23 January 2013
Employers who serve alcohol at company sponsored events need to be aware that if an employee is over the limit for alcohol at a roadside Garda (Police) checkpoint, company directors and managers may have personal liability, according to the EAP Institute...
This was stated by Maurice Quinlan, Director of the EAP Institute when he announced the Autumn/Spring series of seminars on drugs and alcohol at work, which will take place in Limerick on 6th October 2011, Dublin on 17th November 2011 and Cork on 1st March 2012.
Continuing, he stated "On the June bank holiday weekend of this year the requirement for motorists involved in a serious road accident to undergo mandatory drink driving tests came into force. Those who drive to work or in the course of their employment are now liable for alcohol tests following a serious road accident. In addition roadside testing for suspected drug drivers is due to commence in September 2011. Provisions for roadside drug testing are included in The Road Traffic Act 2010 and will have implications for all who drive to or from work in the course of their employment
Quinlan also advised that any employee who tests positive for intoxicants as a result of a random roadside test which are expected to come into force on 1st of September 2011, will automatically render themselves unfit and should not report for work. Section 13(1)b of the SHWW Act 2005 prohibits any employee from reporting for or being on duty under the influence of an intoxicant (defined as drugs and alcohol) to the extent that they endanger themselves or others.

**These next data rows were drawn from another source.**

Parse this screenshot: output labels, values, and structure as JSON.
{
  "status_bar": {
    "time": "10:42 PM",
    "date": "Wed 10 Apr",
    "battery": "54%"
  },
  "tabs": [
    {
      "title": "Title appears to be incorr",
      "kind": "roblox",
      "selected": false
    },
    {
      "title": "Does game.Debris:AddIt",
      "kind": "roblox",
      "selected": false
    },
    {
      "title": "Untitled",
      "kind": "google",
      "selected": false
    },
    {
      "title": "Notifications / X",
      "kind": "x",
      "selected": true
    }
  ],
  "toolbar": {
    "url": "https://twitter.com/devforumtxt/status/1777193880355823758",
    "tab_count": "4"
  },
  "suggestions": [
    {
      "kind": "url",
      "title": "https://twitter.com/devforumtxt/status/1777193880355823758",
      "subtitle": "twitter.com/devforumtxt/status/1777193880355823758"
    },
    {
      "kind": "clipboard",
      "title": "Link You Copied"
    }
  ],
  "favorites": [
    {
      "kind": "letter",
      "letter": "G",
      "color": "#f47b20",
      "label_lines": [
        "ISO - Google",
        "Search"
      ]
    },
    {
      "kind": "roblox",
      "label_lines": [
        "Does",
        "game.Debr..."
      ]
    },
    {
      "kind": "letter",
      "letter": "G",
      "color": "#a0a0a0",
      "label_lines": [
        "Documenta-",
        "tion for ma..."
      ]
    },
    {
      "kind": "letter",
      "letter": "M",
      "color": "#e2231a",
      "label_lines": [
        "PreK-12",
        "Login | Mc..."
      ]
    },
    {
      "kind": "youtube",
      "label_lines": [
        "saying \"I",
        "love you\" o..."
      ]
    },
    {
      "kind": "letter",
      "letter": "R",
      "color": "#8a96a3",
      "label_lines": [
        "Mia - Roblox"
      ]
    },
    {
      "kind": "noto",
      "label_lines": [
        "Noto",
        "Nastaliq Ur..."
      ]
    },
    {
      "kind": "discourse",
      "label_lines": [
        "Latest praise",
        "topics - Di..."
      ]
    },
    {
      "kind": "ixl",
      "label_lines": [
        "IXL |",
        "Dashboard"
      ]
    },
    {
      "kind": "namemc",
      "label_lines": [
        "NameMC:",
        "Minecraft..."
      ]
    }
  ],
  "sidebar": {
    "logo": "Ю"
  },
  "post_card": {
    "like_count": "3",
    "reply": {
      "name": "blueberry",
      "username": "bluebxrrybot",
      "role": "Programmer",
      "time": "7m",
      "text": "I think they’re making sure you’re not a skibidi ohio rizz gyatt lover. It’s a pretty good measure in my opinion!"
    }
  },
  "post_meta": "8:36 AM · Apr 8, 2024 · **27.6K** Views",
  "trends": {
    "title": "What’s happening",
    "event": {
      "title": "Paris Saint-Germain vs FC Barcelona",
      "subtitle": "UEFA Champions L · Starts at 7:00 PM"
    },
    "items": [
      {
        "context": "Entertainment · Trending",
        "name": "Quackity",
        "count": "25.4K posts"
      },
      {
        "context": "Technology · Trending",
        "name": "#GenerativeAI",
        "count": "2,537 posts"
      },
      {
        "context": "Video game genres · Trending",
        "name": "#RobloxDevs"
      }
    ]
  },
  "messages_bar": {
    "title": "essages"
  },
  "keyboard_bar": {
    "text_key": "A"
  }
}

Companies are required to carry out risk assessments on all safety critical tasks within their companies and include the risks associated with the operation of dangerous plant or machinery by an employee under the influence of an intoxicant. Those who drive in the course of their employment should be classed as safety critical. Control measures detailing how those risks are managed should be specified in the company safety statement. Policies and procedures should also be developed and managers trained to manage the situation where an employee reports for, or is on duty, under the influence of an intoxicant.
Any workplace testing for intoxicants conducted as part of the company policy should comply with the European Workplace Drug Testing Society (EWDTS) legally defensible guidelines and conducted with a Standard Operating Procedure (SOP), designed to provide safeguards for those undergoing testing.
Details at www.eapinstitute.com/documents/druguse2011.pdf